## EXERCISE:
Find every line in the data that contains the word "markers". Return each of those lines.

## EXERCISE DATA:
──────

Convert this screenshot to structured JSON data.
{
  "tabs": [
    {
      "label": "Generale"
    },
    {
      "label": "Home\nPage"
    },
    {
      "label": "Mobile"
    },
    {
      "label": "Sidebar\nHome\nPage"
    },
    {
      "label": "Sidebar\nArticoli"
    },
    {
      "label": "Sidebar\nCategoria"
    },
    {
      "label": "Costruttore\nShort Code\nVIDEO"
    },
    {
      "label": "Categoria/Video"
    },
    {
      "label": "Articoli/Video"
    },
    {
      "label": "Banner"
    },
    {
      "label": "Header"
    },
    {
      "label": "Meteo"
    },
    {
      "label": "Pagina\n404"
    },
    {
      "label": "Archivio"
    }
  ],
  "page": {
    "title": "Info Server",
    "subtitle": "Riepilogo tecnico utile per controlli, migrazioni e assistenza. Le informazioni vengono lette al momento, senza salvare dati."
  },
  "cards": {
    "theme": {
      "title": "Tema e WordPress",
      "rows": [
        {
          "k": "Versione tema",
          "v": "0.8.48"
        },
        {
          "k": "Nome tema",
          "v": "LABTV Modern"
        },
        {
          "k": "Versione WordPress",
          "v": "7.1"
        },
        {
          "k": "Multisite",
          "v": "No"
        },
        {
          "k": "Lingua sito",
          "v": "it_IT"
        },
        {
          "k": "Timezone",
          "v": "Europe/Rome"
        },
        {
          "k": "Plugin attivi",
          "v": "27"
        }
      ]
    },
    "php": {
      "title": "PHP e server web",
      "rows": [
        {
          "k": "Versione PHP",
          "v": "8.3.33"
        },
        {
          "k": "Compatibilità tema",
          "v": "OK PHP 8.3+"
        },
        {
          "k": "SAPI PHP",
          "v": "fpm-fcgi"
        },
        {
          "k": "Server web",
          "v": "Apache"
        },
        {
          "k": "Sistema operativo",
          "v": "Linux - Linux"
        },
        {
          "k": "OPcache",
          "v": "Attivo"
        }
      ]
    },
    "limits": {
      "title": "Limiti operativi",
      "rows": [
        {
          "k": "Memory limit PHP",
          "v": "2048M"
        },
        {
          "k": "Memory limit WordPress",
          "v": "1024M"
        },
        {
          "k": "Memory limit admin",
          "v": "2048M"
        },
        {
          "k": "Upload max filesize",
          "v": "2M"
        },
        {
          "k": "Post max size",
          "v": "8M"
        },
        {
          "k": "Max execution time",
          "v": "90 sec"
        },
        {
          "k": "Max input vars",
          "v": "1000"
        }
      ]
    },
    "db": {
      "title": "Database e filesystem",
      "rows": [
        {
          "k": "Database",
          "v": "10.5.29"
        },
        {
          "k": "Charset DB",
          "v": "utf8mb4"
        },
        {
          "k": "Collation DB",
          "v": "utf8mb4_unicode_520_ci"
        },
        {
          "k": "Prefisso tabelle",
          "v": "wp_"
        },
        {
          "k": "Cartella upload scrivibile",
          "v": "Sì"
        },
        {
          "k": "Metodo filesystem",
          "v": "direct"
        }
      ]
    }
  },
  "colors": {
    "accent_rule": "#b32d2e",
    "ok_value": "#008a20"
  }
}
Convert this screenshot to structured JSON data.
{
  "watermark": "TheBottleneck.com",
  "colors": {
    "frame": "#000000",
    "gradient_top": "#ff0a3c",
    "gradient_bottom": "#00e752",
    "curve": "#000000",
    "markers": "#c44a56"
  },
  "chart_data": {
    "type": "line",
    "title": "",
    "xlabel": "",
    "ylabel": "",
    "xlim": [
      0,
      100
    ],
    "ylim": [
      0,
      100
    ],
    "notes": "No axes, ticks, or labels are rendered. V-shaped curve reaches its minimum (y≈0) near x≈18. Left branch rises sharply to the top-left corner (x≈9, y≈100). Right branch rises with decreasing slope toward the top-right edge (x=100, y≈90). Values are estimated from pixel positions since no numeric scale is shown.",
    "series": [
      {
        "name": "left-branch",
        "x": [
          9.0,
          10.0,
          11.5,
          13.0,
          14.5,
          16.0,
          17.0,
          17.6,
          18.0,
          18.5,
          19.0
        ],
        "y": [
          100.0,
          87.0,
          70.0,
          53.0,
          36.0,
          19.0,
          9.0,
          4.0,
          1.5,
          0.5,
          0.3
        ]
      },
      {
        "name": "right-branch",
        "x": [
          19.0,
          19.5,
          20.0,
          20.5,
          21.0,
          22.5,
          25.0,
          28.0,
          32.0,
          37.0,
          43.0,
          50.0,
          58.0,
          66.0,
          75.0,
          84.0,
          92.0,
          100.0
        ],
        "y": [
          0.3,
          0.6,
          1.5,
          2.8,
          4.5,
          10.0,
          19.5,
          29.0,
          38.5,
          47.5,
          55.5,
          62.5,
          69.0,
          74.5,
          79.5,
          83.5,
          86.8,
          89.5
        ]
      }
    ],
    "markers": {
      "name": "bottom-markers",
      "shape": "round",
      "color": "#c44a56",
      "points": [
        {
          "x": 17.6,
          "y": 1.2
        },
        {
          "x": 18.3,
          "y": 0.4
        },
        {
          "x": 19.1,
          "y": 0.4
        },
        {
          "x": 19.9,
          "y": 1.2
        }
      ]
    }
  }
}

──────

## COMPLETED TASK:
    "markers": "#c44a56"
    "markers": {
      "name": "bottom-markers",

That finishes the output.